Well, anyway, this one day I'm pulling in this line, and it's just like it's tied to the bottom. How am I doing? Anyway, I was pulling and pulling, and finally this thing showed up. And it was a skate. It had to be -- like this was the head. Well, the tips of it were longer than this table, and then it has this rat-like tail. And it just had these great big eyes, just looked at me, you know. And so I thought, gosh, I've got to break the hook. And those hooks are quite brittle. If you do it just right, it will snap them off. And so I'm going like -- I'm pulling the fish up as far as I can and slacking it and then snapping it like this. Except it tore out of the fish's mouth and glanced off the brim on my hat and stuck in my wrist here and penetrated right to the bone.
Well, I poured iodine on it and wrapped it up, and that was not good enough 'cause the next day, my arm was about as big around as my leg. And I told this fellow, Jackson was his name, I said, "Hey, better take me into Afognak." I says, "I've got to go lie down somewhere. This is no good."

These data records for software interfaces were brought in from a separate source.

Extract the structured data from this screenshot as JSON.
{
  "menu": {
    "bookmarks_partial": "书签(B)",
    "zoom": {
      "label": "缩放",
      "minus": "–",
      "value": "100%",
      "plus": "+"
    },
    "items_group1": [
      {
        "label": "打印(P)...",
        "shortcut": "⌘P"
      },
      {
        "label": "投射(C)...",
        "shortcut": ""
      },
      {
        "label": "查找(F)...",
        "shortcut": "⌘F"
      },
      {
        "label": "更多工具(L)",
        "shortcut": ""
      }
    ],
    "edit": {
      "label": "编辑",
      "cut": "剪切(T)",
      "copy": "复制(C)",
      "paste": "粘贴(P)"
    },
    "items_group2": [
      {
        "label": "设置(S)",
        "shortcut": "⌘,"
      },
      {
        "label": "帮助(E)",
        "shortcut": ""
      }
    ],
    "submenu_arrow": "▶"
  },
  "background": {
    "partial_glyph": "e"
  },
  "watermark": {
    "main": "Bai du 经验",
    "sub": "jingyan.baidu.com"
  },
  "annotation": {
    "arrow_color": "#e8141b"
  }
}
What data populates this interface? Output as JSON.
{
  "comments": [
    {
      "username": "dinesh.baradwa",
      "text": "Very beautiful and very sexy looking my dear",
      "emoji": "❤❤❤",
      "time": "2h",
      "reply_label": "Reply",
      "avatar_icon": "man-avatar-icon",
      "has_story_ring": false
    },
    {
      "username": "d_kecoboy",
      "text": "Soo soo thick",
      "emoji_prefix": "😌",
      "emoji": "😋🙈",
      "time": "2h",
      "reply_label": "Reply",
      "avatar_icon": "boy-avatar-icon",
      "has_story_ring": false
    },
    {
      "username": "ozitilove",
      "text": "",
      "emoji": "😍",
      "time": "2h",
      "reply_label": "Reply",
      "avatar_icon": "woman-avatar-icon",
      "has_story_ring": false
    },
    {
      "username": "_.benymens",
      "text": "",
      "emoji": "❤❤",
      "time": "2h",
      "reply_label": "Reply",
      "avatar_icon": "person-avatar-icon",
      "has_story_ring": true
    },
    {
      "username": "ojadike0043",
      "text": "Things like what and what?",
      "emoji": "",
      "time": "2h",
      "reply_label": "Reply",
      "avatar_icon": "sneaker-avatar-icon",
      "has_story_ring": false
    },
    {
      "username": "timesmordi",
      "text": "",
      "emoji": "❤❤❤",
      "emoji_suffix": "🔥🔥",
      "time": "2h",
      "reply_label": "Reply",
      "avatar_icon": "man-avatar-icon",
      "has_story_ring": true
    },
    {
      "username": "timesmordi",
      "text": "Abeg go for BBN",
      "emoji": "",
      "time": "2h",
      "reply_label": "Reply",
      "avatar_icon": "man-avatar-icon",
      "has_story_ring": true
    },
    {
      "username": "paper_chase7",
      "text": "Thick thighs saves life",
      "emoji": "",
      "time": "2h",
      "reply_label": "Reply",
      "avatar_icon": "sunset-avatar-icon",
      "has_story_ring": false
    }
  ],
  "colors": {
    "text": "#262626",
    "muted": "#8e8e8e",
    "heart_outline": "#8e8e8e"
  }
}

Well, to make the long story short, I finally wound up in Kodiak in a room. I might add that everybody was there: the Marine Corps, the soldiers, the Seabees, the Navy, and there wasn't any rooms. But happily, I knew a bargirl. And I asked for her to come down. And her name was Kia Hubbly (phonetic). I will always remember that. She saved my life, I think. Anyway, she got me a room that girls used to rest in. And I was in that room for five weeks. And I went down from 185 pounds to just barely a hundred pounds. And they wouldn't take me on the steamer. And the superintendent found out about it and got me on the boat.
And I arrived in Seattle a skeleton practically. And then a couple of days later I wound up in the Swedish Hospital where they told me they were going to take my leg off. And I said, "I don't care; it just hurts so much." Well, I woke up and there it was. And it plagued me for the next, well, I think it was 80 -- when did they take it off, in '86? So I had to change the dressing twice a day. And it was just one of those painful things.
I remember I got my notice from President Roosevelt. "Greetings, you are to report to the Filter Center," or wherever it was, and so I hobbled down there on my crutches and my cast up to my thigh. And the guy says, "What's wrong with you, son?" And I said, "I got osteomyelitis." He says, "Get out of here." And that was the end of that, so. . .
The Videographer: That's a good stopping point.